Whenever a line in the entries below includes the string "JSON", count that line. Report the total alone.

#### Material for this task ####

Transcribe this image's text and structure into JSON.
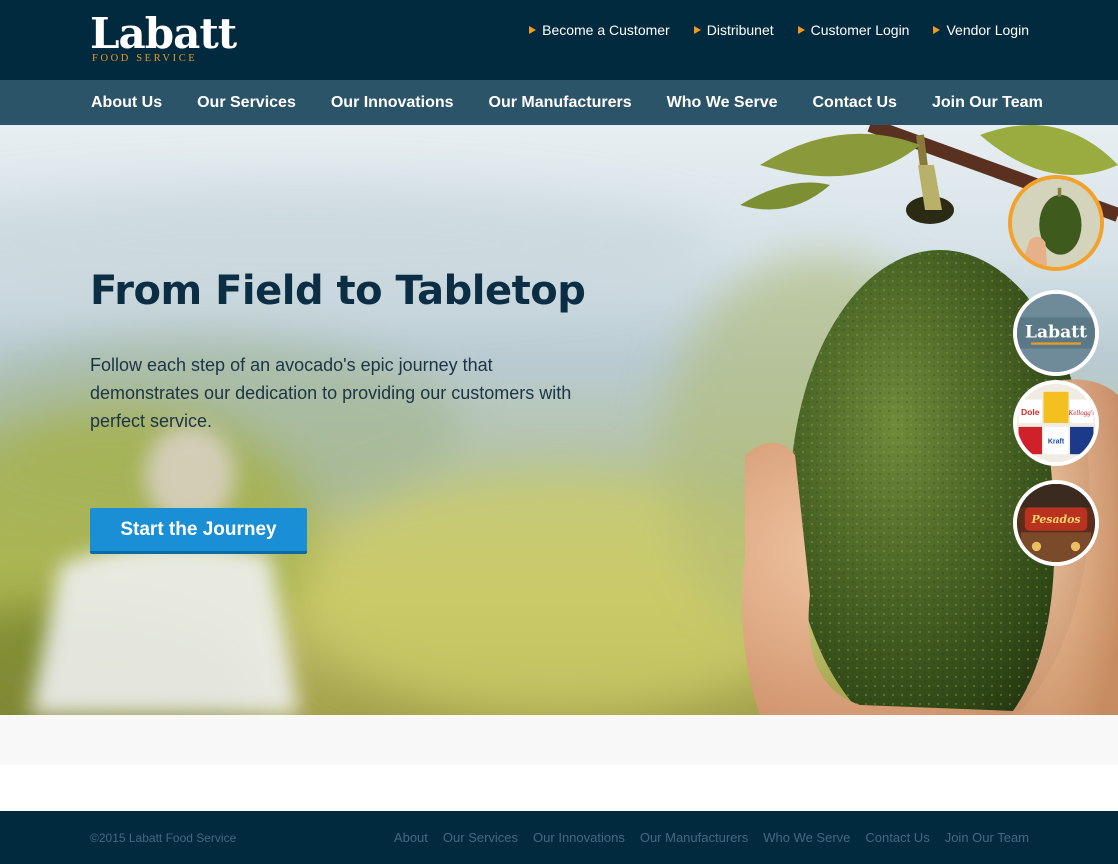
{
  "brand": {
    "name": "Labatt",
    "tagline": "FOOD SERVICE"
  },
  "utility_links": [
    {
      "label": "Become a Customer"
    },
    {
      "label": "Distribunet"
    },
    {
      "label": "Customer Login"
    },
    {
      "label": "Vendor Login"
    }
  ],
  "nav": [
    {
      "label": "About Us"
    },
    {
      "label": "Our Services"
    },
    {
      "label": "Our Innovations"
    },
    {
      "label": "Our Manufacturers"
    },
    {
      "label": "Who We Serve"
    },
    {
      "label": "Contact Us"
    },
    {
      "label": "Join Our Team"
    }
  ],
  "hero": {
    "title": "From Field to Tabletop",
    "text": "Follow each step of an avocado's epic journey that demonstrates our dedication to providing our customers with perfect service.",
    "cta_label": "Start the Journey"
  },
  "steps": [
    {
      "name": "avocado",
      "active": true
    },
    {
      "name": "labatt",
      "active": false,
      "logo_text": "Labatt"
    },
    {
      "name": "manufacturers",
      "active": false,
      "brand_texts": [
        "Dole",
        "Kellogg's",
        "Kraft"
      ]
    },
    {
      "name": "restaurant",
      "active": false,
      "sign_text": "Pesados"
    }
  ],
  "footer": {
    "copyright": "©2015 Labatt Food Service",
    "links": [
      {
        "label": "About"
      },
      {
        "label": "Our Services"
      },
      {
        "label": "Our Innovations"
      },
      {
        "label": "Our Manufacturers"
      },
      {
        "label": "Who We Serve"
      },
      {
        "label": "Contact Us"
      },
      {
        "label": "Join Our Team"
      }
    ]
  },
  "colors": {
    "header_bg": "#022a3e",
    "nav_bg": "#2c5468",
    "accent_orange": "#f29a1f",
    "cta_blue": "#1a8fd6"
  }
}
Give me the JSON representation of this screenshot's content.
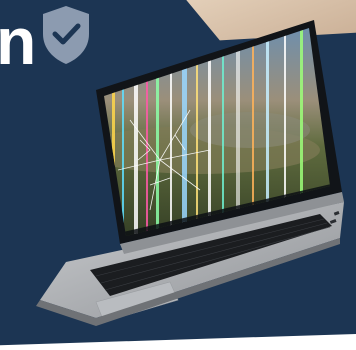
{
  "heading_fragment": "n",
  "icons": {
    "shield": "shield-check-icon"
  },
  "colors": {
    "background": "#1c3553",
    "shield": "#8c9bb0",
    "screen_frame": "#111418",
    "laptop_body": "#a9acb0"
  }
}
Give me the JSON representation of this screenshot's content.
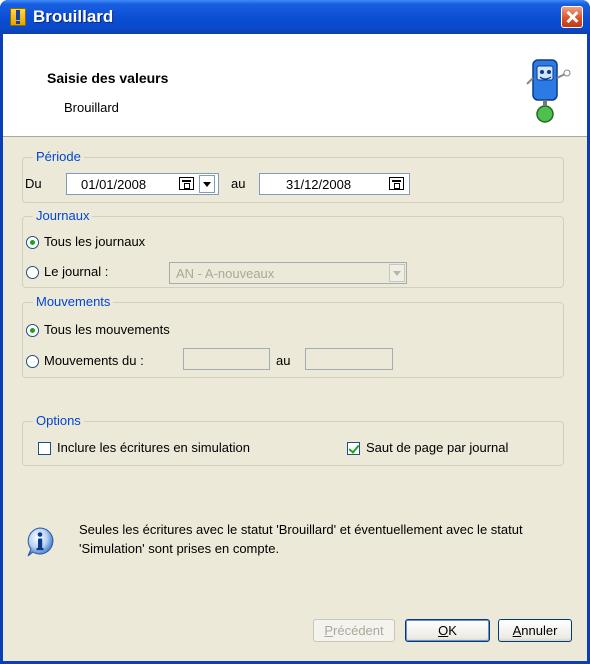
{
  "window": {
    "title": "Brouillard"
  },
  "header": {
    "title": "Saisie des valeurs",
    "subtitle": "Brouillard"
  },
  "periode": {
    "legend": "Période",
    "from_label": "Du",
    "from_value": "01/01/2008",
    "to_label": "au",
    "to_value": "31/12/2008"
  },
  "journaux": {
    "legend": "Journaux",
    "option_all": "Tous les journaux",
    "option_one": "Le journal :",
    "journal_value": "AN - A-nouveaux",
    "selected": "all"
  },
  "mouvements": {
    "legend": "Mouvements",
    "option_all": "Tous les mouvements",
    "option_range": "Mouvements du :",
    "to_label": "au",
    "from_value": "",
    "to_value": "",
    "selected": "all"
  },
  "options": {
    "legend": "Options",
    "include_simulation": "Inclure les écritures en simulation",
    "include_simulation_checked": false,
    "page_break": "Saut de page par journal",
    "page_break_checked": true
  },
  "info": {
    "text": "Seules les écritures avec le statut 'Brouillard' et éventuellement avec le statut 'Simulation' sont prises en compte."
  },
  "buttons": {
    "previous_first": "P",
    "previous_rest": "récédent",
    "ok_first": "O",
    "ok_rest": "K",
    "cancel_first": "A",
    "cancel_rest": "nnuler"
  },
  "icons": {
    "title": "exclamation-icon",
    "close": "close-icon",
    "mascot": "mascot-icon",
    "calendar": "calendar-icon",
    "dropdown": "chevron-down-icon",
    "info": "info-icon"
  },
  "colors": {
    "titlebar": "#0a48c8",
    "legend": "#0046d5",
    "check": "#21a121",
    "dialog_bg": "#ece9d8"
  }
}
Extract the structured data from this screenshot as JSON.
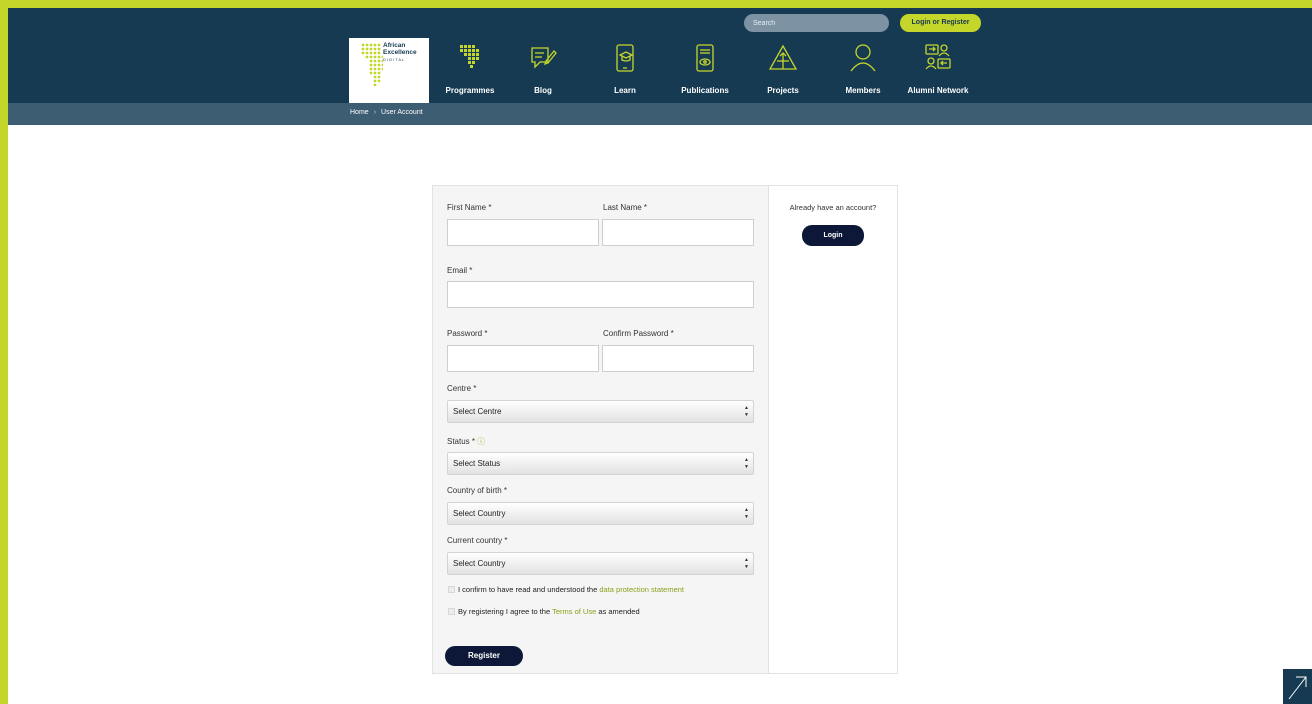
{
  "header": {
    "search_placeholder": "Search",
    "login_register_label": "Login or Register",
    "logo_text_line1": "African",
    "logo_text_line2": "Excellence",
    "logo_text_line3": "DIGITAL",
    "nav": [
      {
        "label": "Programmes",
        "icon": "africa-map-icon"
      },
      {
        "label": "Blog",
        "icon": "blog-icon"
      },
      {
        "label": "Learn",
        "icon": "learn-icon"
      },
      {
        "label": "Publications",
        "icon": "publications-icon"
      },
      {
        "label": "Projects",
        "icon": "projects-icon"
      },
      {
        "label": "Members",
        "icon": "members-icon"
      },
      {
        "label": "Alumni Network",
        "icon": "alumni-network-icon"
      }
    ]
  },
  "breadcrumb": {
    "home": "Home",
    "separator": "›",
    "current": "User Account"
  },
  "form": {
    "first_name_label": "First Name *",
    "last_name_label": "Last Name *",
    "email_label": "Email *",
    "password_label": "Password *",
    "confirm_password_label": "Confirm Password *",
    "centre_label": "Centre *",
    "centre_value": "Select Centre",
    "status_label": "Status *",
    "status_info_icon": "ⓘ",
    "status_value": "Select Status",
    "country_birth_label": "Country of birth *",
    "country_birth_value": "Select Country",
    "current_country_label": "Current country *",
    "current_country_value": "Select Country",
    "confirm_text": "I confirm to have read and understood the",
    "confirm_link": "data protection statement",
    "terms_text_before": "By registering I agree to the",
    "terms_link": "Terms of Use",
    "terms_text_after": "as amended",
    "register_label": "Register"
  },
  "side": {
    "already_text": "Already have an account?",
    "login_label": "Login"
  },
  "colors": {
    "brand_lime": "#c5d62b",
    "header_navy": "#163a52",
    "button_dark": "#0d1838"
  }
}
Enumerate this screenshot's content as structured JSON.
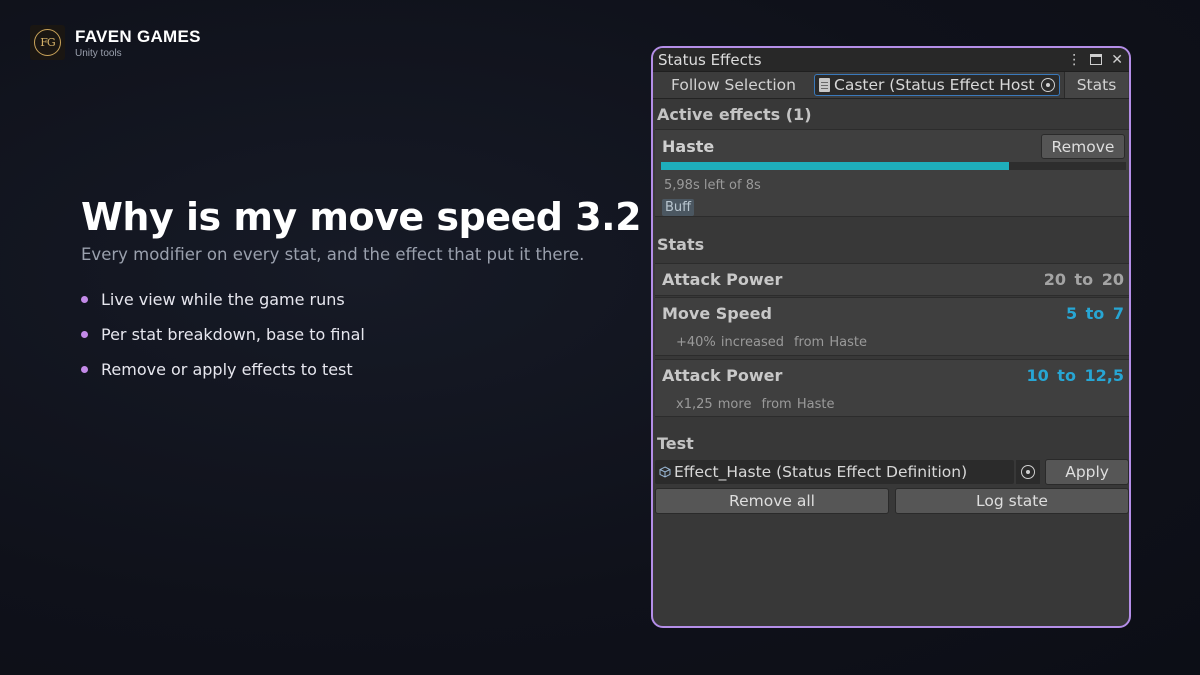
{
  "brand": {
    "name": "FAVEN GAMES",
    "tagline": "Unity tools",
    "logo_text": "FG"
  },
  "hero": {
    "title": "Why is my move speed 3.2",
    "subtitle": "Every modifier on every stat, and the effect that put it there.",
    "bullets": [
      "Live view while the game runs",
      "Per stat breakdown, base to final",
      "Remove or apply effects to test"
    ]
  },
  "window": {
    "title": "Status Effects",
    "toolbar": {
      "follow_label": "Follow Selection",
      "target_field": "Caster (Status Effect Host",
      "stats_tab": "Stats"
    },
    "active_effects": {
      "header": "Active effects (1)",
      "effect": {
        "name": "Haste",
        "remove_label": "Remove",
        "progress": 0.7475,
        "time_text": "5,98s left of 8s",
        "tag": "Buff"
      }
    },
    "stats": {
      "header": "Stats",
      "rows": [
        {
          "name": "Attack Power",
          "value": "20 to 20",
          "changed": false,
          "modifier": "",
          "source": ""
        },
        {
          "name": "Move Speed",
          "value": "5 to 7",
          "changed": true,
          "modifier": "+40% increased",
          "source": "from Haste"
        },
        {
          "name": "Attack Power",
          "value": "10 to 12,5",
          "changed": true,
          "modifier": "x1,25 more",
          "source": "from Haste"
        }
      ]
    },
    "test": {
      "header": "Test",
      "definition_field": "Effect_Haste (Status Effect Definition)",
      "apply_label": "Apply",
      "remove_all_label": "Remove all",
      "log_state_label": "Log state"
    }
  },
  "colors": {
    "accent": "#b48ee8",
    "bullet": "#c38ae8",
    "progress": "#1eaebb",
    "changed_value": "#27a6d4"
  }
}
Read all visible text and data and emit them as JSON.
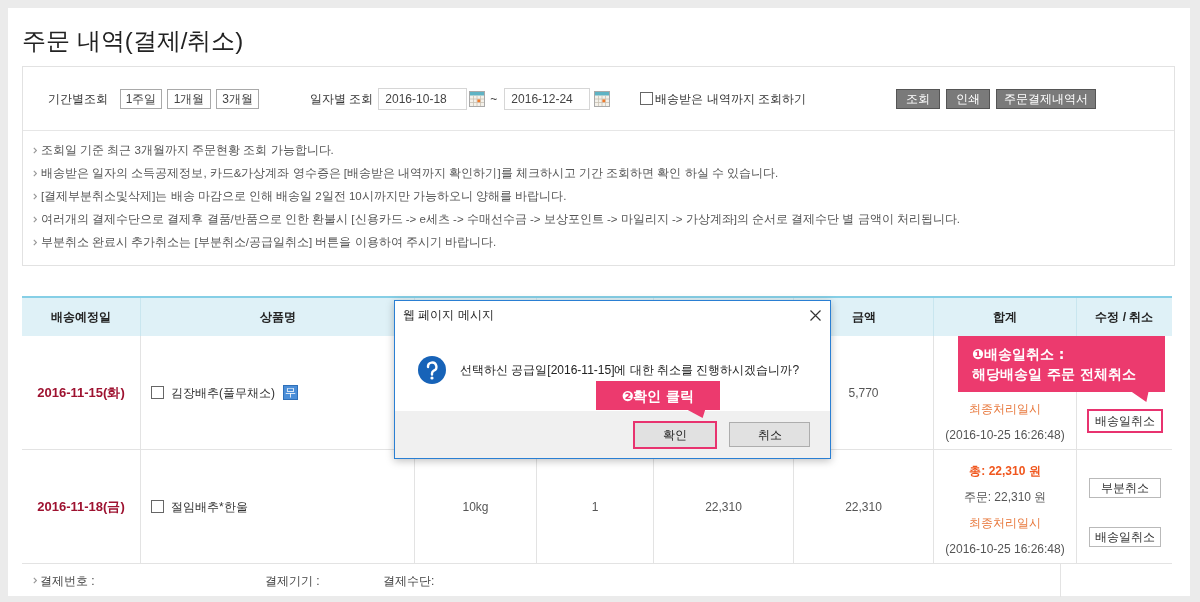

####

• **Output**
6